How many clients have you worked with who pick the concept you want them to pick? Moments before a key presentation, there you are nervously wondering what’s going to happen. It’s one of design’s great moments of truth. You wonder/ Will they like it? Did we answer the brief? Which one will they choose? Shall we put a safe option in or will they hate everything anyway? Ah yes, the fear of failure, that wonderful force of creative motivation.
From the client side things aren’t easy either. They have the tricky task of making the decision. They have to choose and they have some concerns of their own too. What if everyone hates it or the press finds out how much it cost? What if your boss doesn’t like it?
Client reputations can be built or shattered through a branding experience. Should you play it safe or go for it, research until you get the answer you want or go with gut instinct? There is no guarantee of success, so clients have to choose very carefully.
Of course, some consultancies only present one option. It’s usually around a big idea backed up with a very persuasive argument. It takes a lot of guts to go in with no plan B. It’s a technique advertising agencies are famous for using, whereas design businesses tend to approach things with a more inclusive, ’more options’-driven strategy.
Both approaches have their advantages and pitfalls. The first, again favoured by ad agencies, is clearly high-risk, but if you get your big idea right it can build reputation for your consultancy and your client – the internal buzz can make for exciting times and clients will be friends for life.
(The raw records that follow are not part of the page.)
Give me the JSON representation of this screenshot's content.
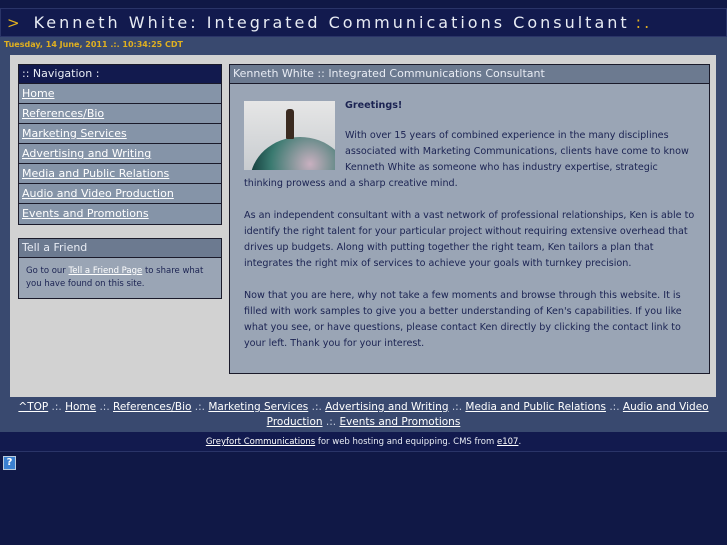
{
  "header": {
    "arrow": ">",
    "title": "Kenneth White: Integrated Communications Consultant",
    "tail": ":."
  },
  "date": "Tuesday, 14 June, 2011 .:. 10:34:25 CDT",
  "nav": {
    "title": ":: Navigation :",
    "items": [
      "Home",
      "References/Bio",
      "Marketing Services",
      "Advertising and Writing",
      "Media and Public Relations",
      "Audio and Video Production",
      "Events and Promotions"
    ]
  },
  "friend": {
    "title": "Tell a Friend",
    "pre": "Go to our ",
    "link": "Tell a Friend Page",
    "post": " to share what you have found on this site."
  },
  "content": {
    "title": "Kenneth White :: Integrated Communications Consultant",
    "greeting": "Greetings!",
    "paragraphs": [
      "With over 15 years of combined experience in the many disciplines associated with Marketing Communications, clients have come to know Kenneth White as someone who has industry expertise, strategic thinking prowess and a sharp creative mind.",
      "As an independent consultant with a vast network of professional relationships, Ken is able to identify the right talent for your particular project without requiring extensive overhead that drives up budgets. Along with putting together the right team, Ken tailors a plan that integrates the right mix of services to achieve your goals with turnkey precision.",
      "Now that you are here, why not take a few moments and browse through this website. It is filled with work samples to give you a better understanding of Ken's capabilities. If you like what you see, or have questions, please contact Ken directly by clicking the contact link to your left. Thank you for your interest."
    ]
  },
  "footer_nav": {
    "sep": " .:. ",
    "items": [
      "^TOP",
      "Home",
      "References/Bio",
      "Marketing Services",
      "Advertising and Writing",
      "Media and Public Relations",
      "Audio and Video Production",
      "Events and Promotions"
    ]
  },
  "credit": {
    "link1": "Greyfort Communications",
    "mid": " for web hosting and equipping. CMS from ",
    "link2": "e107",
    "end": "."
  },
  "help_icon": "?"
}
The downside is loss of confidence from both the client and the creative team if the big idea is rejected. While the client seemingly ’doesn’t get it’, the consultancy finds itself on the back foot, having lost time and faith in the client and seeing profit going out of the window so it is no surprise when work is compromised. In advertising, ’bad ads’ are easily forgotten and we TV-watching consumers are used to switching off if we don’t like what we see.
Not so for design, and especially in branding. The damage can be more lasting. Consignia, Monday, British Airways tail fins anyone? All these high-profile failures in branding have served to weaken our fragile industry and live long in our memories. The media – especially The Sun – have had fun at our expense, and before anyone says branding is more than a logo, try telling that to Sebastian Coe and the 2012 London Olympics team – you can’t blame them for playing it safe.
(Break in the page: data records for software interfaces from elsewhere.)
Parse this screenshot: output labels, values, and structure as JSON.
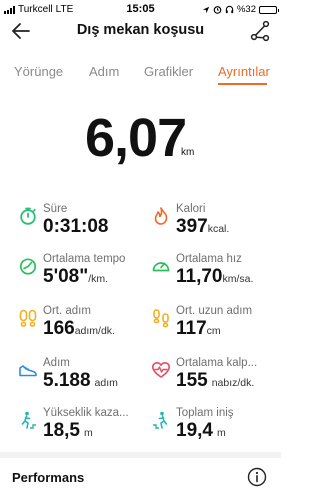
{
  "status_bar": {
    "carrier": "Turkcell",
    "network": "LTE",
    "time": "15:05",
    "battery_text": "%32",
    "battery_level": 0.32
  },
  "header": {
    "title": "Dış mekan koşusu",
    "back_icon": "arrow-left-icon",
    "share_icon": "share-icon"
  },
  "tabs": [
    {
      "label": "Yörünge",
      "active": false
    },
    {
      "label": "Adım",
      "active": false
    },
    {
      "label": "Grafikler",
      "active": false
    },
    {
      "label": "Ayrıntılar",
      "active": true
    }
  ],
  "distance": {
    "value": "6,07",
    "unit": "km"
  },
  "stats": [
    {
      "label": "Süre",
      "value": "0:31:08",
      "unit": "",
      "icon": "stopwatch-icon",
      "color": "#2bbf7a"
    },
    {
      "label": "Kalori",
      "value": "397",
      "unit": "kcal.",
      "icon": "flame-icon",
      "color": "#f26a2a"
    },
    {
      "label": "Ortalama tempo",
      "value": "5'08\"",
      "unit": "/km.",
      "icon": "pace-gauge-icon",
      "color": "#2bbf5a"
    },
    {
      "label": "Ortalama hız",
      "value": "11,70",
      "unit": "km/sa.",
      "icon": "speedometer-icon",
      "color": "#2bbf5a"
    },
    {
      "label": "Ort. adım",
      "value": "166",
      "unit": "adım/dk.",
      "icon": "footprints-icon",
      "color": "#f0b020"
    },
    {
      "label": "Ort. uzun adım",
      "value": "117",
      "unit": "cm",
      "icon": "stride-icon",
      "color": "#f0b020"
    },
    {
      "label": "Adım",
      "value": "5.188",
      "unit": "adım",
      "icon": "shoe-icon",
      "color": "#2d8ae6"
    },
    {
      "label": "Ortalama kalp...",
      "value": "155",
      "unit": "nabız/dk.",
      "icon": "heart-rate-icon",
      "color": "#e84a5f"
    },
    {
      "label": "Yükseklik kaza...",
      "value": "18,5",
      "unit": "m",
      "icon": "climb-icon",
      "color": "#27b3b3"
    },
    {
      "label": "Toplam iniş",
      "value": "19,4",
      "unit": "m",
      "icon": "descent-icon",
      "color": "#27b3b3"
    }
  ],
  "footer": {
    "title": "Performans",
    "info_icon": "info-icon"
  }
}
I think the branding process has become risk-averse, with everyone worried about getting it wrong. We in design have reflected this by creating ’safe options’ that offend no one, but contribute little in real value. Small wonder the price of identity programmes has gone down dramatically over the years. But our approach isn’t risky, is it? In design we love involving the client’s opinions in our work and we’ve basically built our business around the iterative nature of the creative process.
We present a number of creative options that we hope meet the brief, and all can usually be explained rationally. So what can we do to improve our strike rate and producing the very best work?
For a start, we really need to know our clients’ agenda. What are the real challenges going on behind the scenes that are driving this process? Knowing the elephant in the room can be much more useful than just understanding a client’s business and it’s often more telling what the client doesn’t tell you.
Second, we really need to deliver better, more analytical and elegantly designed identities. IBM, Penguin and the Institute of Directors are all examples of intelligent, simple and beautifully designed identities (by Paul Rand, FHK Henrion and Alan Fletcher respectively). This is a subjective area, but we have to stop thinking that a great brand strategy will automatically deliver a great brand identity, it won’t. We need to invest time and money in creating great design and nurture our talent, both young and experienced.
Third, let’s have a good debate. Constructive and subjective criticism is essential and unavoidable. Research can be valuable in both quantitative and qualitative forms, and brand alignment can help take people with you, so let’s embrace and use these processes and tools intelligently to build the case for better branding.
And, finally, let’s stand up and be counted. The good work will be the stuff that our industry will quote as exemplary. A dog is a dog, and it’s better that our industry admits we don’t always get it right, in the same way that celebrities who fall from grace and stick their hand up and say they made a mistake often bounce back with greater popularity.
Right now it’s a tough climate for branding. Coupled with client pressure to avoid risky decisions we have to be at our very best to produce brand identities the industry can be proud of again.
Best get started, then.
Agenda for great work
Try to read between the lines to find out what’s going on behind the scenes at your client – unearth its true intentions with the project it’s asking you to do for it
Make sure the work you produce is top-notch – a good brand strategy is no substitute for good design
Be open to constructive criticism and make the most of the tools available to you, such as research
If things go wrong, don’t hesitate to admit your mistake and move on
Franco Bonadio is chief executive of Identica.